With multiple software stacks implementing the same features in different countries, we weren’t able to move as fast as we wanted. We needed to eliminate redundancy in our software stack.
Goal 2: Put mobile on the same level as web
Since nearly half of our business in the U.S. is mobile, we couldn’t afford to build a web version and a mobile version. We needed an architecture where web was just another client using the same APIs as our mobile apps.
Goal 3: Make the site faster
Our site was slower than we wanted. In the rush to handle the growth of the site, the U.S. frontend had accumulated tech debt which made it challenging to optimize. We wanted a solution that didn’t require so much code to serve a request. We wanted something simple.

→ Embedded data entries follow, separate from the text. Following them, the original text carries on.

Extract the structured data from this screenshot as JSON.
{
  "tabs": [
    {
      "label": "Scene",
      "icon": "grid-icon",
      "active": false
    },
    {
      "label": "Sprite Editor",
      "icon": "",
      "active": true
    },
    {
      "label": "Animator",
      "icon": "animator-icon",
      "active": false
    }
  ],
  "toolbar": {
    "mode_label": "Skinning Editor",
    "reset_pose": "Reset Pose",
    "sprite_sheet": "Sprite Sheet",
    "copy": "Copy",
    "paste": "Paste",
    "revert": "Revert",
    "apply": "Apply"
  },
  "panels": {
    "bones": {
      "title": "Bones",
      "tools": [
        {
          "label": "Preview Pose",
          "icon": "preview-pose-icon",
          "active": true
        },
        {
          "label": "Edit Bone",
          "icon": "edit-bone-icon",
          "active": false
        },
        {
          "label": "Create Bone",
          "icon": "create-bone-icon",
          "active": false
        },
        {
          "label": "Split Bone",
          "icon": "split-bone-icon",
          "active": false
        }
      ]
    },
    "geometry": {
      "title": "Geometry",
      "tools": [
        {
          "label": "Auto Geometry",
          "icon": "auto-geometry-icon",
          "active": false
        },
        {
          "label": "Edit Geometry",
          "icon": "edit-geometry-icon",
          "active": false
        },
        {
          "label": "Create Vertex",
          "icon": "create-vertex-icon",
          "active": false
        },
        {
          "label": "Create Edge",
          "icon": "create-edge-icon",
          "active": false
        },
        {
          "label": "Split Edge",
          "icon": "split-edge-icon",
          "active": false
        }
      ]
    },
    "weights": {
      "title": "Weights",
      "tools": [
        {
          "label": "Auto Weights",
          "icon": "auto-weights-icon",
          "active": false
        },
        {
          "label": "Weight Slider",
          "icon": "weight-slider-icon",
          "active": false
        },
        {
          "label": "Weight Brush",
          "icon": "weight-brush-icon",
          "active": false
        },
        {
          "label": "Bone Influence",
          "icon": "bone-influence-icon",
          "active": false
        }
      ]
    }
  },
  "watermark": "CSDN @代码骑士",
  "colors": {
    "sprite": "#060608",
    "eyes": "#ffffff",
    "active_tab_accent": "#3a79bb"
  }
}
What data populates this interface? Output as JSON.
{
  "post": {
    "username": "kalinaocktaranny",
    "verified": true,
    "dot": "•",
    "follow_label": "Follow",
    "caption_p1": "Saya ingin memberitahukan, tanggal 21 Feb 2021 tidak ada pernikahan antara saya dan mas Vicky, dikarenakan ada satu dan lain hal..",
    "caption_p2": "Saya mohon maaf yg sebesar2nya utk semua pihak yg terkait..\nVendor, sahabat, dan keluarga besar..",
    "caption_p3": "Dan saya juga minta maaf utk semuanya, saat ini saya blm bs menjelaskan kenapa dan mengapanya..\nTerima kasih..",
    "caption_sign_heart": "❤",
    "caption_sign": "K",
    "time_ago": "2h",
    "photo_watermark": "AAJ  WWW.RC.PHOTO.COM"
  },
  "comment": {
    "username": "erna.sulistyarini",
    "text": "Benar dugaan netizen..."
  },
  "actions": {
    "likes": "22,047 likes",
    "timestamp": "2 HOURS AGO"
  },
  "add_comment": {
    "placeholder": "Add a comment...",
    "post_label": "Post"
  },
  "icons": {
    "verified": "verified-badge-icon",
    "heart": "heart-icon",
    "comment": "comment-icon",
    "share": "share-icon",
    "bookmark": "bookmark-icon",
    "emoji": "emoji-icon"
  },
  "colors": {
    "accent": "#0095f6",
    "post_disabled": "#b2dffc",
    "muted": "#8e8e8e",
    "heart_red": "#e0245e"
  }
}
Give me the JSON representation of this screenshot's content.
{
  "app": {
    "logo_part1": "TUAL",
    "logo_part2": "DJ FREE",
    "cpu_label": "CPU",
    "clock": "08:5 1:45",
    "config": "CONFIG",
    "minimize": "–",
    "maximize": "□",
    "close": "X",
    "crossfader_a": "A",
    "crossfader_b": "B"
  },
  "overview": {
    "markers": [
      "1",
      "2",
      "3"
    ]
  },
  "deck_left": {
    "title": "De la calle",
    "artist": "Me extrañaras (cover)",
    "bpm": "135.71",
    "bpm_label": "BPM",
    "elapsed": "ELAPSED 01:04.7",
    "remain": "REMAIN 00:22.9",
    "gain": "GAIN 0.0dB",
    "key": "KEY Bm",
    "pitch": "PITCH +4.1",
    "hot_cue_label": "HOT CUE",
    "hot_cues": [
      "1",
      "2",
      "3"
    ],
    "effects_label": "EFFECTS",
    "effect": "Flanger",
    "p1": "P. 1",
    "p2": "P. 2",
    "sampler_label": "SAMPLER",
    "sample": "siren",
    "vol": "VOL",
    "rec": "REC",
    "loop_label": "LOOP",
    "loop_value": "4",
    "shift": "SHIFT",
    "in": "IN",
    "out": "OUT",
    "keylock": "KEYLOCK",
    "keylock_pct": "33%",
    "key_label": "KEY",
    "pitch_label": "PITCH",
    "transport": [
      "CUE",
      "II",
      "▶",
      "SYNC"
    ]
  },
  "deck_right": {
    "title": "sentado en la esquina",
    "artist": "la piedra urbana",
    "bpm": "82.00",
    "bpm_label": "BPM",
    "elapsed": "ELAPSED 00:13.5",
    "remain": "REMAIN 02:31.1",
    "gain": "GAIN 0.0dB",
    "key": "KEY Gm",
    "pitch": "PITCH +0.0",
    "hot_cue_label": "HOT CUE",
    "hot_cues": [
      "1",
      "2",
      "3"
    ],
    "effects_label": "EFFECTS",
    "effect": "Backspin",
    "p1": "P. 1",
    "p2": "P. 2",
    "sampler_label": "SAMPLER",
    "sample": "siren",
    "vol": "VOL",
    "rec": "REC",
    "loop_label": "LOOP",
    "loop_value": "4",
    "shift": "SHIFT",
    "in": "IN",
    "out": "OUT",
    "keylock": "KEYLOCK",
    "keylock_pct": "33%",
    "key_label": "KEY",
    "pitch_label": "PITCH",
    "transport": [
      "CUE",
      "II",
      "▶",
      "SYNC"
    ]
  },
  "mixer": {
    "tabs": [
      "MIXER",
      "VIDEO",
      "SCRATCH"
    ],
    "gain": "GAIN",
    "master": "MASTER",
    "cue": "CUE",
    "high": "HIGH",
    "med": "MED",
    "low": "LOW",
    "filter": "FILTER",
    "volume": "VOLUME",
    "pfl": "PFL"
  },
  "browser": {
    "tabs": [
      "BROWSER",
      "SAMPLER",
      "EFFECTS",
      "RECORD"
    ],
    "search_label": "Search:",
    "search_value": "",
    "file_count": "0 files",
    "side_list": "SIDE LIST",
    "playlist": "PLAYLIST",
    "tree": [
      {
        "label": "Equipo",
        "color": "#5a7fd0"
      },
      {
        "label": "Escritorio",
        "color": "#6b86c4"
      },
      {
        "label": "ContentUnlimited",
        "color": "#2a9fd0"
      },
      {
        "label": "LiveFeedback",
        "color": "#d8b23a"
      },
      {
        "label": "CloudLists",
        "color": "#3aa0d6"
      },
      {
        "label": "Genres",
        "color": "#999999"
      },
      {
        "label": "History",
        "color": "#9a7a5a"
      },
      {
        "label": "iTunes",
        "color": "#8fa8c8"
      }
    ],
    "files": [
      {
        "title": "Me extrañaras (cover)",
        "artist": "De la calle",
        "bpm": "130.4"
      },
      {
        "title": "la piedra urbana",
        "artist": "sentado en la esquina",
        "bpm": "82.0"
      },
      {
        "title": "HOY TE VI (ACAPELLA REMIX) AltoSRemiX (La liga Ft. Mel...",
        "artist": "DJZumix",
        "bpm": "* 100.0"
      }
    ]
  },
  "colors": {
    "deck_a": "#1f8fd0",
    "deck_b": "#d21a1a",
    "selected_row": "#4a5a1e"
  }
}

Goal 4: Let teams move independently
When Groupon was first launched, the site was indeed simple. But since then, we’ve added many new product lines with supported development teams located around the world. We wanted each team to be able to build and deploy their features independently and quickly. We needed to break the interdependency between product teams that existed because everything was in a single codebase.
First, we decided to split each major feature of the website into a separate web application:
We built a web application framework in Node.js that included common features needed by each application to make it easy for our teams to build out these individual web apps.
Sidebar: Why Node.js?
Before building our new frontend layer, we evaluated several different software stacks to see which would be the best fit for us.
We were looking for a solution to a very specific problem – efficiently handling many incoming HTTP requests, making parallel API requests to service each of those HTTP requests, and rendering the results into HTML. We also wanted something that we could confidently monitor, deploy and support.
We wrote prototypes using several software stacks and tested them. We’ll post a more detailed follow-up with the specifics, but overall we found Node.js to be a good fit for this very specific problem.
Next, we added a routing layer on top that forwarded users to the appropriate application based on the page they were visiting:
We built the Groupon routing service (which we call Grout) as an nginx module. It allows us to do lots of cool things like conduct A/B tests between different implementations of the same app on different servers.
And to make all of these independent web apps work smoothly together, we’ve built separate services for sharing layouts and style, maintaining shared configuration and managing A/B test treatments. We’ll post more details on these services in the future.
All of this sits in front of our API and nothing in the frontend layer is allowed to talk to a database or backend service directly. This allows us to build a single federated API layer that serves both our web and mobile apps:
We are working on unifying our backend systems, but for the short term we still need to support our U.S. and European backends. So we designed our frontend to work for both backends at the same time:
We’ve just finished migrating our U.S. frontend from Ruby to our new Node.js infrastructure. The old monolithic frontend was split up into approximately 20 separate web apps, each of which was a clean rewrite. We’re currently serving 50k rpm off of these servers on an average day, but we expect multiples of that traffic during the holiday season. And that number will increase greatly as we migrate over traffic from our other 48 countries.
These are the benefits we’ve seen so far:
- Page loads are faster across the board—typically by 50%. Part of this is due to technology changes and part of this is because we had a chance to rewrite all of our web pages to be much slimmer. And we still expect to make significant gains here as we roll out additional changes.
- We’re serving the same amount of traffic with less hardware compared to the old stack.
- Teams are able to deploy changes to their applications independently.
- We’ve been able to make site-wide feature and design changes much more quickly than we would have been able to with our old architecture.
Overall, this migration has made it possible for our development teams to ship pages more quickly with fewer interdependencies and removed some of the performance limitations of our old platform. But we have many more improvements planned for the future and we’ll be posting details soon.